(Items from a data source)

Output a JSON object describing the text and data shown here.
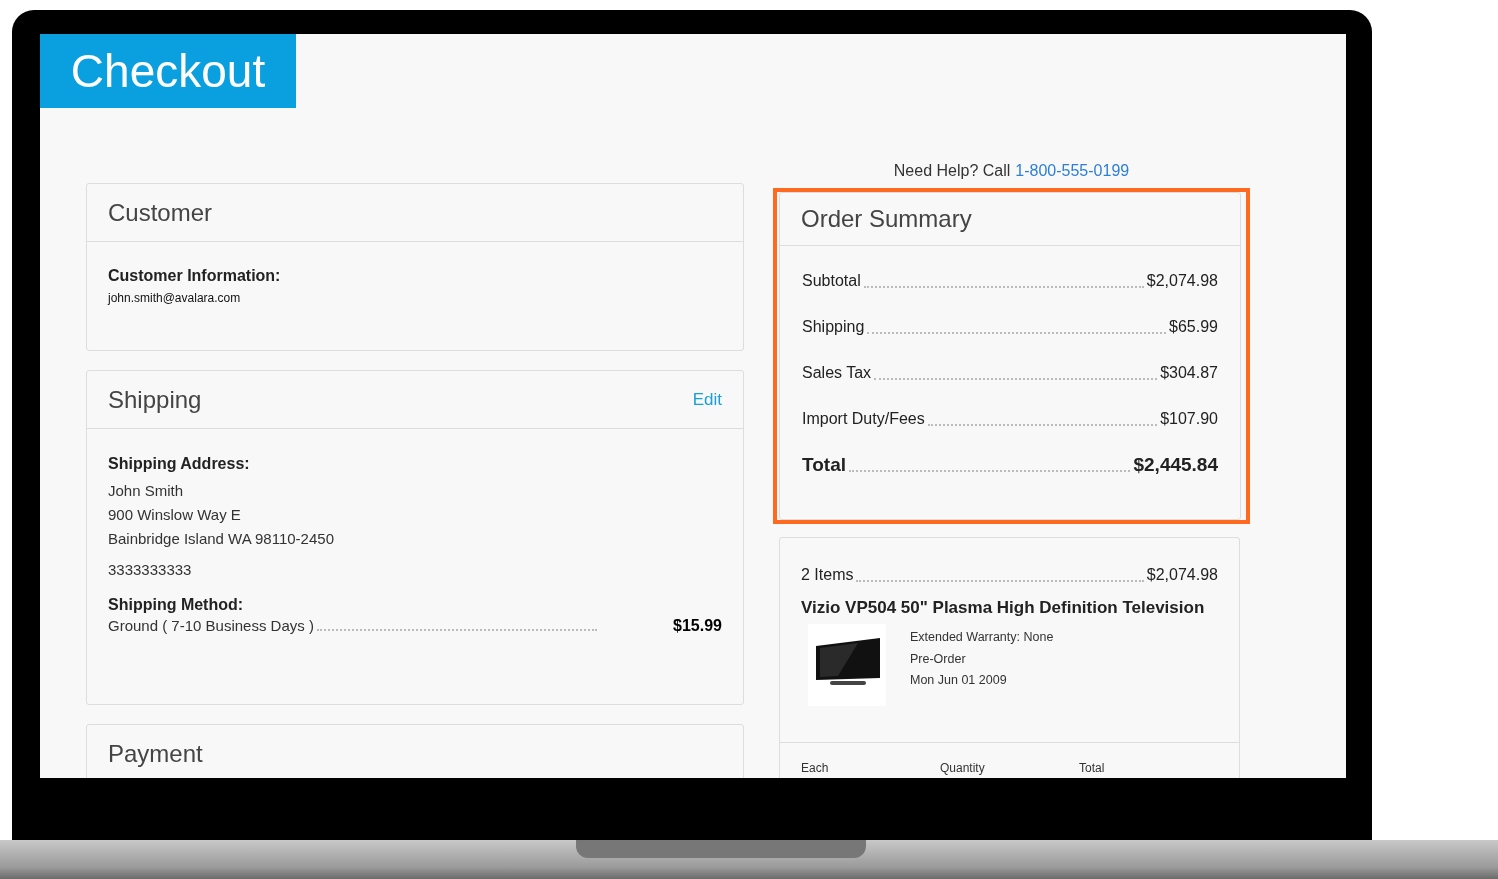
{
  "header": {
    "title": "Checkout"
  },
  "help": {
    "text": "Need Help? Call",
    "phone": "1-800-555-0199"
  },
  "customer": {
    "title": "Customer",
    "label": "Customer Information:",
    "email": "john.smith@avalara.com"
  },
  "shipping": {
    "title": "Shipping",
    "edit": "Edit",
    "address_label": "Shipping Address:",
    "address_lines": [
      "John Smith",
      "900 Winslow Way E",
      "Bainbridge Island WA 98110-2450"
    ],
    "phone": "3333333333",
    "method_label": "Shipping Method:",
    "method": "Ground ( 7-10 Business Days )",
    "method_price": "$15.99"
  },
  "payment": {
    "title": "Payment"
  },
  "order_summary": {
    "title": "Order Summary",
    "highlighted": true,
    "lines": [
      {
        "label": "Subtotal",
        "amount": "$2,074.98",
        "kind": "line"
      },
      {
        "label": "Shipping",
        "amount": "$65.99",
        "kind": "line"
      },
      {
        "label": "Sales Tax",
        "amount": "$304.87",
        "kind": "line"
      },
      {
        "label": "Import Duty/Fees",
        "amount": "$107.90",
        "kind": "line"
      },
      {
        "label": "Total",
        "amount": "$2,445.84",
        "kind": "total"
      }
    ]
  },
  "items": {
    "count": "2 Items",
    "amount": "$2,074.98",
    "products": [
      {
        "name": "Vizio VP504 50\" Plasma High Definition Television",
        "kind": "picture",
        "details": [
          "Extended Warranty: None",
          "Pre-Order",
          "Mon Jun 01 2009"
        ]
      }
    ],
    "columns": [
      "Each",
      "Quantity",
      "Total"
    ]
  }
}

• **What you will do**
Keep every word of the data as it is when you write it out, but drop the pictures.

• **Solved problem**
Output a JSON object describing the text and data shown here.
{
  "header": {
    "title": "Checkout"
  },
  "help": {
    "text": "Need Help? Call",
    "phone": "1-800-555-0199"
  },
  "customer": {
    "title": "Customer",
    "label": "Customer Information:",
    "email": "john.smith@avalara.com"
  },
  "shipping": {
    "title": "Shipping",
    "edit": "Edit",
    "address_label": "Shipping Address:",
    "address_lines": [
      "John Smith",
      "900 Winslow Way E",
      "Bainbridge Island WA 98110-2450"
    ],
    "phone": "3333333333",
    "method_label": "Shipping Method:",
    "method": "Ground ( 7-10 Business Days )",
    "method_price": "$15.99"
  },
  "payment": {
    "title": "Payment"
  },
  "order_summary": {
    "title": "Order Summary",
    "highlighted": true,
    "lines": [
      {
        "label": "Subtotal",
        "amount": "$2,074.98",
        "kind": "line"
      },
      {
        "label": "Shipping",
        "amount": "$65.99",
        "kind": "line"
      },
      {
        "label": "Sales Tax",
        "amount": "$304.87",
        "kind": "line"
      },
      {
        "label": "Import Duty/Fees",
        "amount": "$107.90",
        "kind": "line"
      },
      {
        "label": "Total",
        "amount": "$2,445.84",
        "kind": "total"
      }
    ]
  },
  "items": {
    "count": "2 Items",
    "amount": "$2,074.98",
    "products": [
      {
        "name": "Vizio VP504 50\" Plasma High Definition Television",
        "kind": "picture",
        "details": [
          "Extended Warranty: None",
          "Pre-Order",
          "Mon Jun 01 2009"
        ]
      }
    ],
    "columns": [
      "Each",
      "Quantity",
      "Total"
    ]
  }
}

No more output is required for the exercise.